Philip Gourevitch writes: One of the more memorable headlines of the past quarter century read, simply, “If Bosnians were Dolphins.” It appeared in Commentary magazine, on an article by Edward Luttwak, which began, “If Bosnian Muslims had been bottle-nosed dolphins, would the world have allowed Croats and Serbs to slaughter them by the tens of thousands?” That question came to mind as Donald Trump flew south to spend a few hours in Puerto Rico, nearly two weeks after the island was devastated by Hurricane Maria: two weeks during which it became clear that the Administration had done practically nothing to prepare the island for the alarmingly forecast storm; two weeks in which the federal response to the storm’s ravages has only gradually approached something like a mobilization that would have been appropriate on Day One for a much lesser calamity; two weeks in which nearly all of Puerto Rico has been without electricity, and more than half the population has been without access to potable water; two weeks in which Puerto Rico’s frail grew frailer, its sick grew sicker, its sense of abandonment grew more desperate; two weeks in which the President focussed on talking about what a great job he and his team were doing (“A-plus”), tweeting contempt at Puerto Ricans, collectively, and at the mayor of San Juan, Carmen Yulín Cruz, specifically; two weeks in which the relative effectiveness and success of the federal government’s preparation for and response to Hurricane Harvey’s assault on Texas and Irma’s rampage in Florida threw the dereliction of duty in Puerto Rico into ever starker relief; two weeks in which we were reminded that whenever we speak of a humanitarian crisis we are really speaking of a political crisis. All of which raises the question: If Puerto Ricans could vote, would they be so grossly ill served?

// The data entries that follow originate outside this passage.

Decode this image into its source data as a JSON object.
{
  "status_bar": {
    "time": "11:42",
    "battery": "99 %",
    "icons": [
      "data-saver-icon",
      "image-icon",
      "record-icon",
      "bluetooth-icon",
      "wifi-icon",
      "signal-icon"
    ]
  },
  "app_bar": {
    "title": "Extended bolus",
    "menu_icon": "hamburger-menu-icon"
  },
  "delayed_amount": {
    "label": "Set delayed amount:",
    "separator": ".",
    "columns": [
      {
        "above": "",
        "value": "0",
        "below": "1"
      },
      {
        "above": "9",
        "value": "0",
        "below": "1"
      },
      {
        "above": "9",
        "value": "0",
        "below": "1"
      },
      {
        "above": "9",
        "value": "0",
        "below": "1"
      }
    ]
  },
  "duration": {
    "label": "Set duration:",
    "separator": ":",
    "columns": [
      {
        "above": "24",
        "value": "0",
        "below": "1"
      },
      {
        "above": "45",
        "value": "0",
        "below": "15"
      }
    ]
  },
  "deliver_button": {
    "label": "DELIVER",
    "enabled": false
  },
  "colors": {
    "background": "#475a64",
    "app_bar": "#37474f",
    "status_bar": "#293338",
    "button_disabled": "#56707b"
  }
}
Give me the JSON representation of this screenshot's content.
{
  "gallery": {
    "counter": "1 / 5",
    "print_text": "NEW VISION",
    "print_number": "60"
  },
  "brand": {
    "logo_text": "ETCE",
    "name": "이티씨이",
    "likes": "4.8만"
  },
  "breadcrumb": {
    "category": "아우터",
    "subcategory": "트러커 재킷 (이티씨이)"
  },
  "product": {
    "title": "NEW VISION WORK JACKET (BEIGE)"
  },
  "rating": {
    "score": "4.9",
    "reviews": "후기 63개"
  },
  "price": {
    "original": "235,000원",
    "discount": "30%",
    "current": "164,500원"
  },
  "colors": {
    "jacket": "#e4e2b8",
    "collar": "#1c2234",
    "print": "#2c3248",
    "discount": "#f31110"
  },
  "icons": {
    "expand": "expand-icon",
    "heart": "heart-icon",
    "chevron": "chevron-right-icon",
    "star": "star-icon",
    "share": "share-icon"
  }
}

The press has been at pains to explain that Puerto Rico is not a foreign country but an American territory whose three and a half million people are U.S. citizens. Repeating this fact is essential service journalism: as the Times has reported, about half of America’s non-Puerto Rican population was unaware of that fact—and, as my colleague Amy Davidson Sorkin has written, Trump’s remarks did nothing to inform them otherwise. And, yet, Puerto Ricans are not citizens like the rest of us, because Puerto Rico is not a state. It is a so-called commonwealth of the United States, whose people are denied electoral representation in the federal government that decides their political destiny: no voice in Congress, no vote in Presidential elections. This arrangement, born of America’s conquest of the island, in the Spanish-American War, makes the islanders more like colonial subjects than citizens of a democratic republic. They are, in effect, second-class citizens. [Continue reading…]